Wouldn’t just hearing it make you breathless with joy? We sing when we are joyful, but did you know that we become more joyful when we sing together? I’ll be talking about that more next week, but for now, take my word for it…

Singing releases chemicals in your brain – endorphins, oxytocin, dopamine, serotonin – that make you feel better. And because singing requires breath control, you have to breathe more deeply, which oxygenates your blood, which makes you feel even better! Singing actually can lift your mood, even singing sad songs. And there is nothing like singing to express joy. The joy of Christmas, the joy that makes us breathless, and the joy that gives us breath to sing with the angels, is the joy that God loves us so much.

The joy of Christmas is that God loves us enough to break into our world, not as a mighty conqueror but as a helpless baby.

God is breaking into the world.
God is breaking into the world
and the world is breaking into song.

Immanuel, God-with-us, has come to be in our world.
That’s why we sing.
That’s how we live.
That’s breathless joy.

Allot, Serena. "Why singing makes you happy." Telegraph. March 26, 2009.

"Choral singing and psychological wellbeing: Findings from English choirs in a cross-national survey using the WHOQOL-BREF." International Symposium on Performance Science. 2007.

Layton, Julia. Does Singing Make You Happy?

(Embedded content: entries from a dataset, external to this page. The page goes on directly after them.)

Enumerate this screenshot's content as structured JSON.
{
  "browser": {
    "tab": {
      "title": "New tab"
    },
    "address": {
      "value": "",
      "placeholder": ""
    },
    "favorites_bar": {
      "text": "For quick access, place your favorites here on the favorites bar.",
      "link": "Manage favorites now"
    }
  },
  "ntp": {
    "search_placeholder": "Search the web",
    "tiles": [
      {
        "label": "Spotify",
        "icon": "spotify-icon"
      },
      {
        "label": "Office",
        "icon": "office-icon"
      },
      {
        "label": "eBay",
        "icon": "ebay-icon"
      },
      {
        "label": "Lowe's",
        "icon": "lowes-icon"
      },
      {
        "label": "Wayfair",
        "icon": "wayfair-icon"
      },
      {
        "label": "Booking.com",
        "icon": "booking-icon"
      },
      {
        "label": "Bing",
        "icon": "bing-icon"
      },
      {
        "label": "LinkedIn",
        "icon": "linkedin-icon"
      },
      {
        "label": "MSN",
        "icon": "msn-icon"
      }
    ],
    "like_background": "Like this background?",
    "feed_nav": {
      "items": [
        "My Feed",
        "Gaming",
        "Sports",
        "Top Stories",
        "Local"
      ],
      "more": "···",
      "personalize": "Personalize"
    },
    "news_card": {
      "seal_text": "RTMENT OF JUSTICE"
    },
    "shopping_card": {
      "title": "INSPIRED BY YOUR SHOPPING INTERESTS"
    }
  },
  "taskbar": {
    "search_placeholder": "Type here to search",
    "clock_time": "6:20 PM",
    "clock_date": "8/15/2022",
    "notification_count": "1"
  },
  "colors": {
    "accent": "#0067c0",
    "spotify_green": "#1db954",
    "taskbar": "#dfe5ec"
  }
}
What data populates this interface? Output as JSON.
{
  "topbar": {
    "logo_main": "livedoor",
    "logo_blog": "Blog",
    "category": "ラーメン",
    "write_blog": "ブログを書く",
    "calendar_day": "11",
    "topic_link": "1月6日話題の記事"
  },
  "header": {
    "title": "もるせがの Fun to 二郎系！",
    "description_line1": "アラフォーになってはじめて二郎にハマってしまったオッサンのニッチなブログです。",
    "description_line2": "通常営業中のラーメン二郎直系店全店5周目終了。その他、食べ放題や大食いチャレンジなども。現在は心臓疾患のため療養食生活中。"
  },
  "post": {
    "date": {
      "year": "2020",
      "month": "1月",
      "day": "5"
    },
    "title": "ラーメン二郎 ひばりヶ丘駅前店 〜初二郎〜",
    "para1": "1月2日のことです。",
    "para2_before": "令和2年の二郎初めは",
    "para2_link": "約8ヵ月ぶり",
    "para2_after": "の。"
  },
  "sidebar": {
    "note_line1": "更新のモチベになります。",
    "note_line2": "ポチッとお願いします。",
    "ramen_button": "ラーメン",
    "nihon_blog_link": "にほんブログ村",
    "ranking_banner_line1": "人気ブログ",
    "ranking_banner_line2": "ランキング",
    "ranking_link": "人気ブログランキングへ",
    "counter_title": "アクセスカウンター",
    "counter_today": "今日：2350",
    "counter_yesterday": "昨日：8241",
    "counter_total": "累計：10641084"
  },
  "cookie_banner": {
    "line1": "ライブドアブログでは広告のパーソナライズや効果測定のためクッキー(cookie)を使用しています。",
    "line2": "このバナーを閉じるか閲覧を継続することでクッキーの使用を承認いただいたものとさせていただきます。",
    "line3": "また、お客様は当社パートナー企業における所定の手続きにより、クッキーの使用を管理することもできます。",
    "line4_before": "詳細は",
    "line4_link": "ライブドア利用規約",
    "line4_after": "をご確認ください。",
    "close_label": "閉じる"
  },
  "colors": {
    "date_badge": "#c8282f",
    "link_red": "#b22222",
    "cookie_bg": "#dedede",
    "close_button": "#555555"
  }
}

MacLean, Tamara. "Choral singing makes you happy: survey." Sydney Morning Herald. July 10, 2008.